=== SOURCE MATERIAL ===
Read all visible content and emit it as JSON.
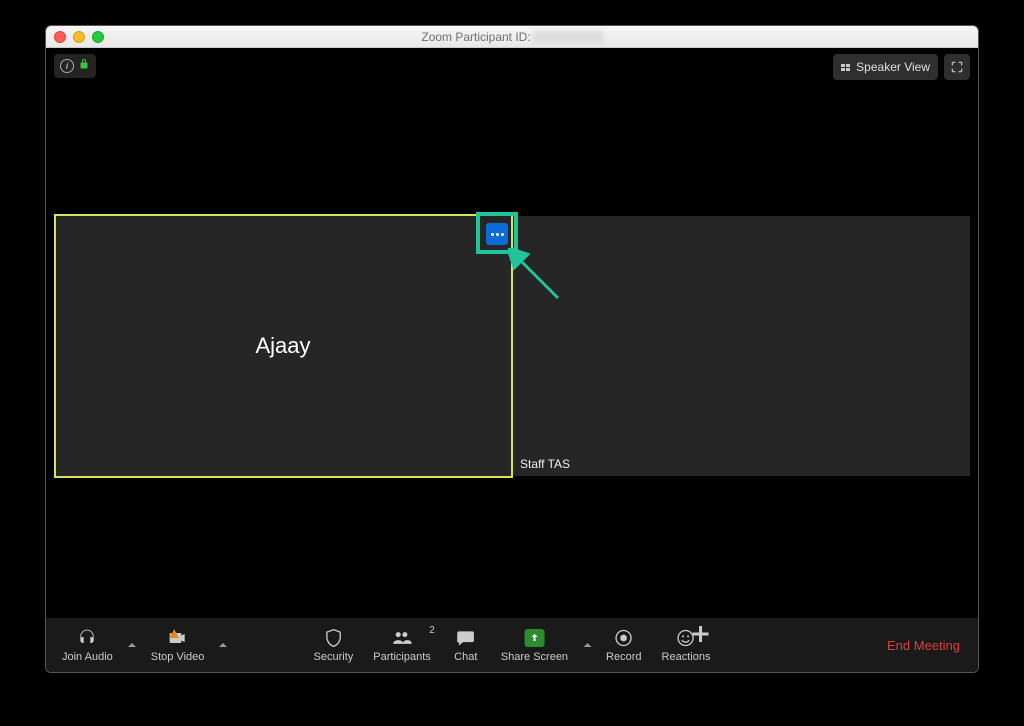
{
  "window": {
    "title_prefix": "Zoom Participant ID:"
  },
  "top": {
    "speaker_view_label": "Speaker View"
  },
  "participants": {
    "left_name": "Ajaay",
    "right_name": "Staff TAS"
  },
  "toolbar": {
    "join_audio": "Join Audio",
    "stop_video": "Stop Video",
    "security": "Security",
    "participants": "Participants",
    "participants_count": "2",
    "chat": "Chat",
    "share_screen": "Share Screen",
    "record": "Record",
    "reactions": "Reactions",
    "end_meeting": "End Meeting"
  }
}
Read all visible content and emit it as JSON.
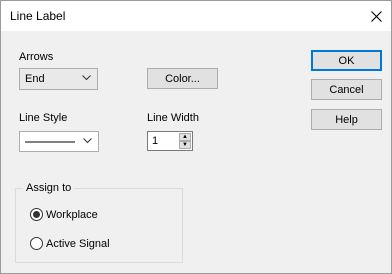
{
  "window": {
    "title": "Line Label"
  },
  "arrows": {
    "label": "Arrows",
    "selected": "End"
  },
  "buttons": {
    "color": "Color...",
    "ok": "OK",
    "cancel": "Cancel",
    "help": "Help"
  },
  "line_style": {
    "label": "Line Style"
  },
  "line_width": {
    "label": "Line Width",
    "value": "1"
  },
  "assign_to": {
    "caption": "Assign to",
    "options": [
      {
        "label": "Workplace",
        "selected": true
      },
      {
        "label": "Active Signal",
        "selected": false
      }
    ]
  }
}
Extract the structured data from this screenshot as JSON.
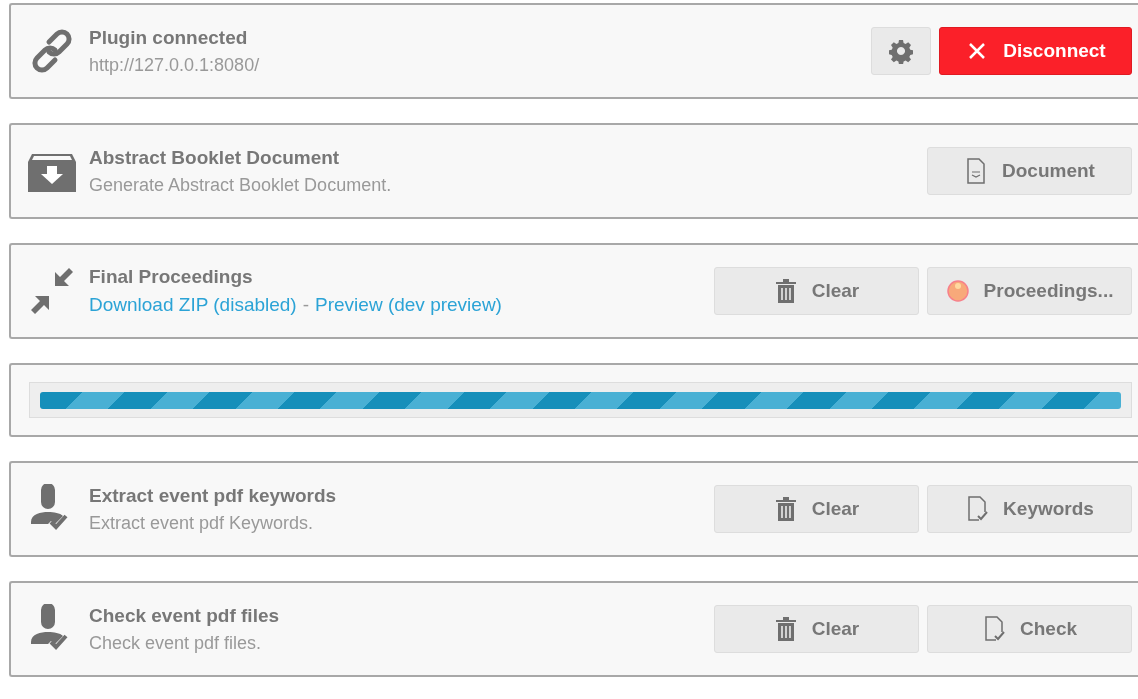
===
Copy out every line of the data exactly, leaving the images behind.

§ REPLY:
Read all visible content and emit it as JSON.
{
  "window": {
    "title_prefix": "Zoom Participant ID:"
  },
  "top": {
    "speaker_view_label": "Speaker View"
  },
  "participants": {
    "left_name": "Ajaay",
    "right_name": "Staff TAS"
  },
  "toolbar": {
    "join_audio": "Join Audio",
    "stop_video": "Stop Video",
    "security": "Security",
    "participants": "Participants",
    "participants_count": "2",
    "chat": "Chat",
    "share_screen": "Share Screen",
    "record": "Record",
    "reactions": "Reactions",
    "end_meeting": "End Meeting"
  }
}
Read all visible content and emit it as JSON.
{
  "window": {
    "title": "Line Label"
  },
  "arrows": {
    "label": "Arrows",
    "selected": "End"
  },
  "buttons": {
    "color": "Color...",
    "ok": "OK",
    "cancel": "Cancel",
    "help": "Help"
  },
  "line_style": {
    "label": "Line Style"
  },
  "line_width": {
    "label": "Line Width",
    "value": "1"
  },
  "assign_to": {
    "caption": "Assign to",
    "options": [
      {
        "label": "Workplace",
        "selected": true
      },
      {
        "label": "Active Signal",
        "selected": false
      }
    ]
  }
}
Extract the structured data from this screenshot as JSON.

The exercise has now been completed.